There is a lot of upside to the career of tour directing. Visiting wonderful places and meeting interesting people probably are at the top of the list. Add to that staying in hotels where staff members are eager to please you and your group, as well as dining in wonderful restaurants. The list goes on and on. This is really a great job.
New TDs tend to come from the ranks of young adults (pre-family, pre-mortgage) and older adults (post-child-raising, post other career). Adults in the middle tend to be immersed in other careers and for many, having a family. Life gets in the way of freedom to travel, even if travel is work.
Yet there are other reasons for starting a career as a tour director and then dropping out.
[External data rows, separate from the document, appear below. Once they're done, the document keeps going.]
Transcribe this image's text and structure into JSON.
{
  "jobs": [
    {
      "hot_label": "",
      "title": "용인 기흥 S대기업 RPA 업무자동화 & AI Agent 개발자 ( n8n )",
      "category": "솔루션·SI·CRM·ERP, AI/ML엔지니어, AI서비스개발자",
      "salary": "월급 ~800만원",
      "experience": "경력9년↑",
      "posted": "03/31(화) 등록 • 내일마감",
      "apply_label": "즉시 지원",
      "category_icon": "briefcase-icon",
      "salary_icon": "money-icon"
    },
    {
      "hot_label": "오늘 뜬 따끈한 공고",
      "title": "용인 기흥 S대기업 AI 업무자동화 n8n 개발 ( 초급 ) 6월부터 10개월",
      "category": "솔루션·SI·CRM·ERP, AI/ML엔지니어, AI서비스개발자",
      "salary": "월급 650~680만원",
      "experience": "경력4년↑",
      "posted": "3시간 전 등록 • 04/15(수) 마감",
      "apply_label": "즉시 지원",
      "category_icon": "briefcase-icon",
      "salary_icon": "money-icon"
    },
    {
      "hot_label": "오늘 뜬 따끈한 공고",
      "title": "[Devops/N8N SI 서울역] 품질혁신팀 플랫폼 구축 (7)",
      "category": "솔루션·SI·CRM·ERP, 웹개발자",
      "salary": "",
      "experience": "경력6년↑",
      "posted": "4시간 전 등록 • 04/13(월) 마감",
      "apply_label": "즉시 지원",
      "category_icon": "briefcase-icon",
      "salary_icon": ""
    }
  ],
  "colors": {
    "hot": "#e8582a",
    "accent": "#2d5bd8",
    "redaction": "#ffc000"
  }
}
Burnout likely is at the top of the list of reasons. It is indeed possible to have too much of a good thing.
One TD reports that the shortage of personal time is a problem:
During the busy season, I would sometimes have only two days off in an entire month. I would come in from a weeklong tour, and within a day turn around and leave for another one. I was home so little that it was a real pain getting and keeping a place to live. You also definitely sacrifice some of your social life when you travel that much.
Another TD laments the disconnect she feels from friends:
I was out of town so often that I ended up losing my network of friends back home. People will only call so often, and when you’re never home they tend to stop calling altogether. Also, guiding tours around the country is a pretty exciting job, especially to someone who’s filing insurance claims or answering phones all day long. As a result, I found that when I came home and wanted to talk about my travels, people really didn’t want to hear about it (except for my mom, of course).
Where does the burnout come from? To start with, TDs on tour work 7 days a week, Sundays, holidays, and ever day in between, often 15 hours a day. There may be "down" days while staying an extra day at a particular location, yet there are no "off" days while on tour. In addition, tour operators schedule their best TDs as tightly as possible. The TO wants to maximize use of this asset during the limited tour season, and assigns enough tours to keep the TD more than busy. Sometimes there is one day between the end of one tour and the beginning of another; sometimes there is only a few hours’ break.
In addition to the full days of work, TDs have pre-tour and post-tour paperwork to handle, which needs to be addressed whether or not a new tour is beginning. To handle back-to-backs, TDs use time on one tour to initiate or finish work on another tour. It is difficult and stressful to change mental focus like that.
It is difficult for TDs with such a full calendar to attend to the rest of their lives, even to the mundane task of doing their laundry, much less pay their bills, and visit with friends and family. A TD keeps many mental balls in the air simultaneously during each tour, and not having much of a break between tours makes it difficult to maintain the necessary level of attention to detail and concentration over a multi-month period. Travel itself is stressful, changing locations daily, solving problems, living out of a suitcase. Some TDs tire of this and back away from this career field.
Others remain in the travel and tourism industry, yet change their jobs completely so as to stay situation in a particular area.